Okay, so atheism isn’t exactly a new idea; indeed, it’s humanity’s oldest or second-oldest theological theory, depending on how you play the chicken-and-egg game with belief and unbelief. But you have to go all the way back to late-Victorian scoffers like Robert Ingersoll and Mark Twain to find a moment when celebrity skeptics enjoyed the sort of mass-market success that ours—from Christopher Hitchens and Sam Harris to Daniel Dennett and Richard Dawkins—are enjoying in America today.
In part, the vogue for atheistic tracts reflects the talents of the tractarians in question. But it also reflects the slow but steady growth of America’s secular demographic, and its newfound self-consciousness. The post-9/11 moment, in particular, seems to have made unbelievers feel unexpectedly embattled, besieged by fundamentalists both abroad and at home. And there’s nothing quite like a feeling of embattlement to forge solidarity—and sell books.

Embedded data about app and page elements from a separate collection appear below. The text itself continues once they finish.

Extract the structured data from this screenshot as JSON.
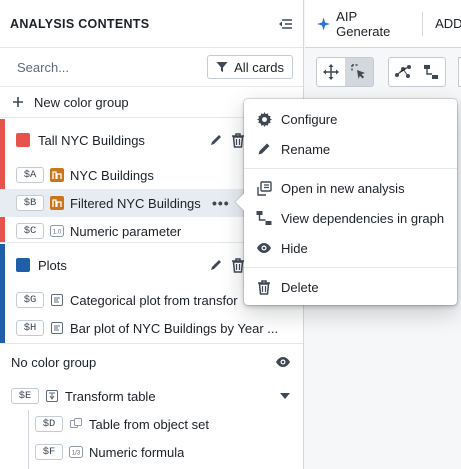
{
  "panel": {
    "title": "ANALYSIS CONTENTS",
    "search_placeholder": "Search...",
    "filter_label": "All cards",
    "new_group_label": "New color group"
  },
  "groups": [
    {
      "name": "Tall NYC Buildings",
      "color": "#e5534b",
      "cards": [
        {
          "tag": "$A",
          "icon": "object-set-icon",
          "label": "NYC Buildings"
        },
        {
          "tag": "$B",
          "icon": "object-set-icon",
          "label": "Filtered NYC Buildings"
        },
        {
          "tag": "$C",
          "icon": "numeric-icon",
          "label": "Numeric parameter"
        }
      ]
    },
    {
      "name": "Plots",
      "color": "#1f5fa8",
      "cards": [
        {
          "tag": "$G",
          "icon": "chart-icon",
          "label": "Categorical plot from transfor"
        },
        {
          "tag": "$H",
          "icon": "chart-icon",
          "label": "Bar plot of NYC Buildings by Year ..."
        }
      ]
    }
  ],
  "no_color_group": {
    "label": "No color group",
    "cards": [
      {
        "tag": "$E",
        "icon": "transform-table-icon",
        "label": "Transform table"
      },
      {
        "tag": "$D",
        "icon": "table-icon",
        "label": "Table from object set"
      },
      {
        "tag": "$F",
        "icon": "formula-icon",
        "label": "Numeric formula"
      }
    ]
  },
  "topbar": {
    "aip_label": "AIP Generate",
    "add_label": "ADD"
  },
  "context_menu": {
    "items": [
      {
        "label": "Configure",
        "icon": "gear-icon"
      },
      {
        "label": "Rename",
        "icon": "pencil-icon"
      },
      {
        "label": "Open in new analysis",
        "icon": "open-new-icon"
      },
      {
        "label": "View dependencies in graph",
        "icon": "graph-icon"
      },
      {
        "label": "Hide",
        "icon": "eye-icon"
      },
      {
        "label": "Delete",
        "icon": "trash-icon"
      }
    ]
  },
  "colors": {
    "accent": "#2d72d2",
    "object_icon": "#c87619",
    "selected_row": "#e7ecf2"
  }
}
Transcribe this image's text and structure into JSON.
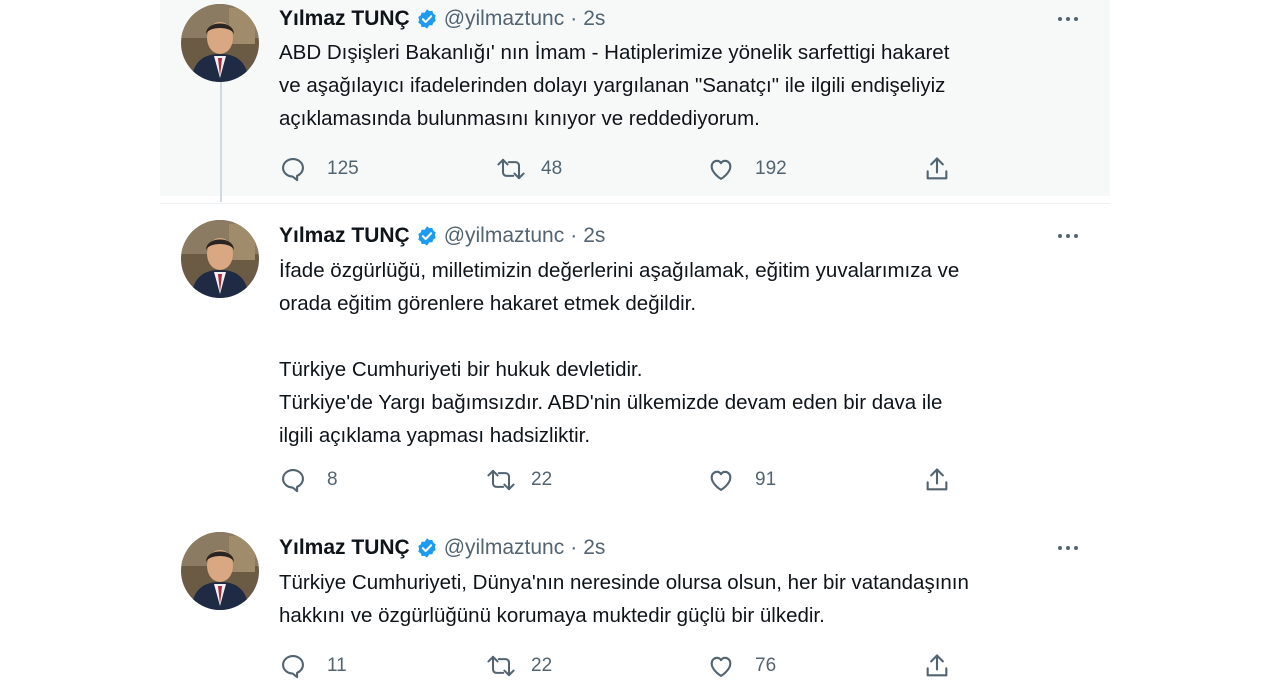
{
  "tweets": [
    {
      "author": "Yılmaz TUNÇ",
      "handle": "@yilmaztunc",
      "separator": "·",
      "time": "2s",
      "text": "ABD Dışişleri Bakanlığı' nın İmam - Hatiplerimize yönelik sarfettigi hakaret\nve aşağılayıcı ifadelerinden dolayı yargılanan \"Sanatçı\" ile ilgili endişeliyiz\naçıklamasında bulunmasını kınıyor ve reddediyorum.",
      "replies": "125",
      "retweets": "48",
      "likes": "192"
    },
    {
      "author": "Yılmaz TUNÇ",
      "handle": "@yilmaztunc",
      "separator": "·",
      "time": "2s",
      "text": "İfade özgürlüğü, milletimizin değerlerini aşağılamak, eğitim yuvalarımıza ve\norada eğitim görenlere hakaret etmek değildir.\n\nTürkiye Cumhuriyeti bir hukuk devletidir.\nTürkiye'de Yargı bağımsızdır.  ABD'nin ülkemizde devam eden bir dava ile\nilgili açıklama yapması hadsizliktir.",
      "replies": "8",
      "retweets": "22",
      "likes": "91"
    },
    {
      "author": "Yılmaz TUNÇ",
      "handle": "@yilmaztunc",
      "separator": "·",
      "time": "2s",
      "text": "Türkiye Cumhuriyeti, Dünya'nın neresinde olursa olsun, her bir vatandaşının\nhakkını ve özgürlüğünü korumaya muktedir güçlü bir ülkedir.",
      "replies": "11",
      "retweets": "22",
      "likes": "76"
    }
  ],
  "colors": {
    "verified": "#1d9bf0",
    "muted": "#536471",
    "text": "#0f1419",
    "thread_line": "#cfd9de",
    "highlight_bg": "#f7f9f9"
  },
  "icons": [
    "verified-badge-icon",
    "more-icon",
    "reply-icon",
    "retweet-icon",
    "like-icon",
    "share-icon"
  ]
}
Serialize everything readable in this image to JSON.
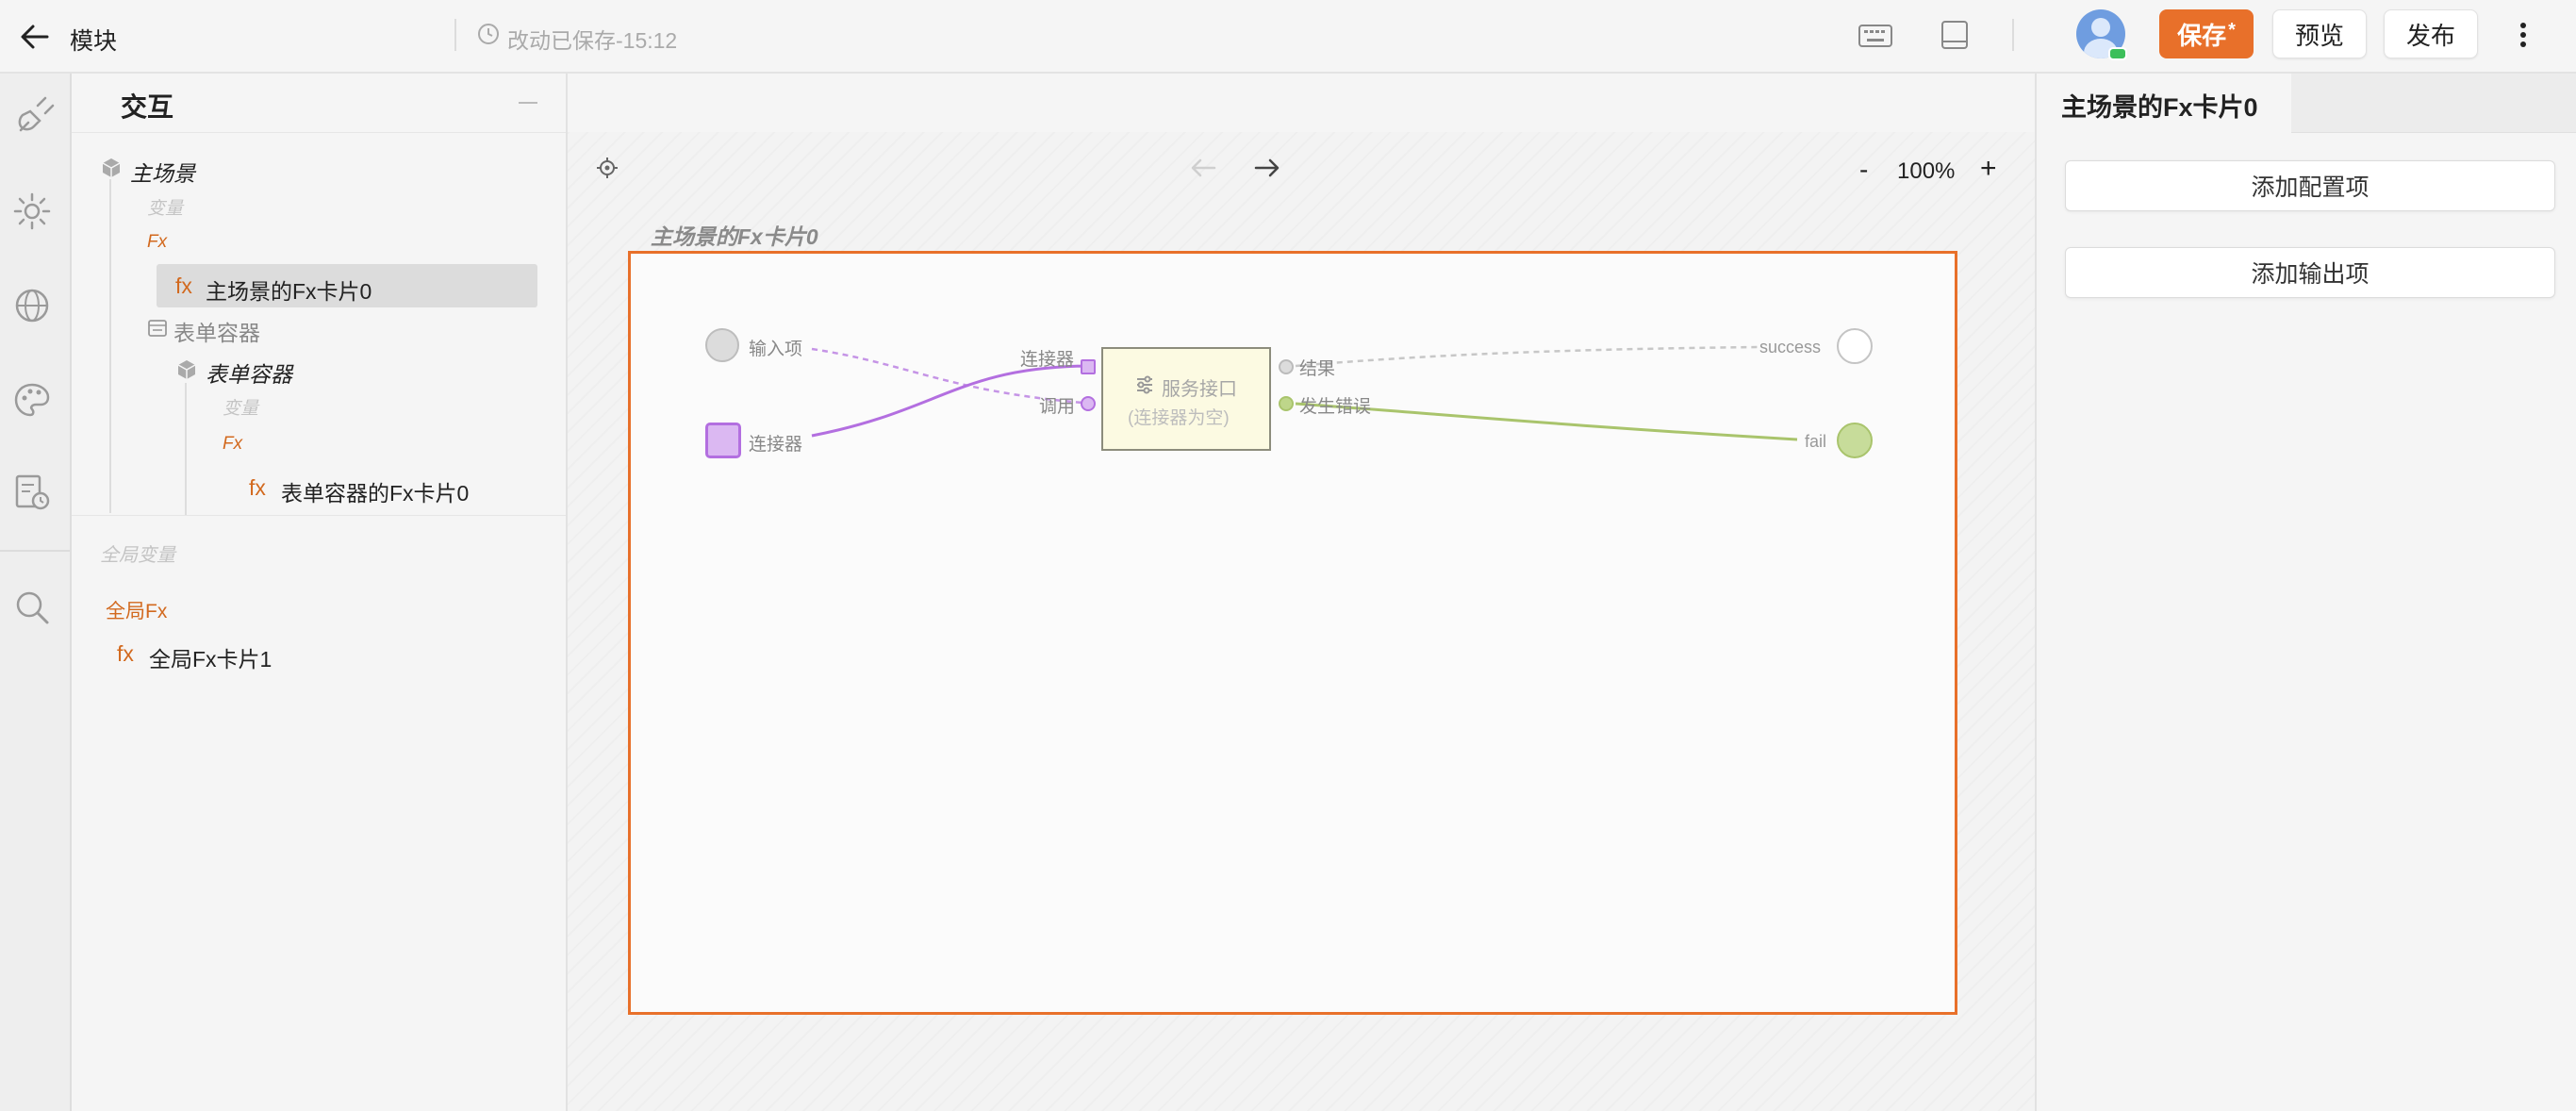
{
  "header": {
    "back_title": "模块",
    "save_status": "改动已保存-15:12",
    "save_label": "保存",
    "save_marker": "*",
    "preview_label": "预览",
    "publish_label": "发布"
  },
  "left_panel": {
    "title": "交互",
    "tree": {
      "main_scene": "主场景",
      "variables": "变量",
      "fx": "Fx",
      "main_fx_card": "主场景的Fx卡片0",
      "form_container_plain": "表单容器",
      "form_container": "表单容器",
      "form_variables": "变量",
      "form_fx": "Fx",
      "form_fx_card": "表单容器的Fx卡片0",
      "fx_prefix": "fx"
    },
    "global_vars": "全局变量",
    "global_fx": "全局Fx",
    "global_fx_card": "全局Fx卡片1"
  },
  "canvas": {
    "zoom": "100%",
    "zoom_minus": "-",
    "zoom_plus": "+",
    "card_title": "主场景的Fx卡片0",
    "nodes": {
      "input_label": "输入项",
      "connector_label": "连接器",
      "service_name": "服务接口",
      "service_sub": "(连接器为空)",
      "port_connector": "连接器",
      "port_invoke": "调用",
      "port_result": "结果",
      "port_error": "发生错误",
      "success_label": "success",
      "fail_label": "fail"
    }
  },
  "right_panel": {
    "tab_title": "主场景的Fx卡片0",
    "add_config": "添加配置项",
    "add_output": "添加输出项"
  },
  "colors": {
    "accent_orange": "#e8702a",
    "purple": "#b36fe0",
    "green": "#a9c46c"
  }
}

In this sense, the new mass-market atheism is following the same pattern as the Christian Right before it, which likewise drew strength from a sense of embattlement and persecution. These mirror-image movements can be seen as backlashes against the genteel secularism of mid-century, with its faintly condescending respect for the idea of Religion, and its studious indifference toward actual belief. This backlash has made debates over religion more polarizing than they used to be—and also more interesting.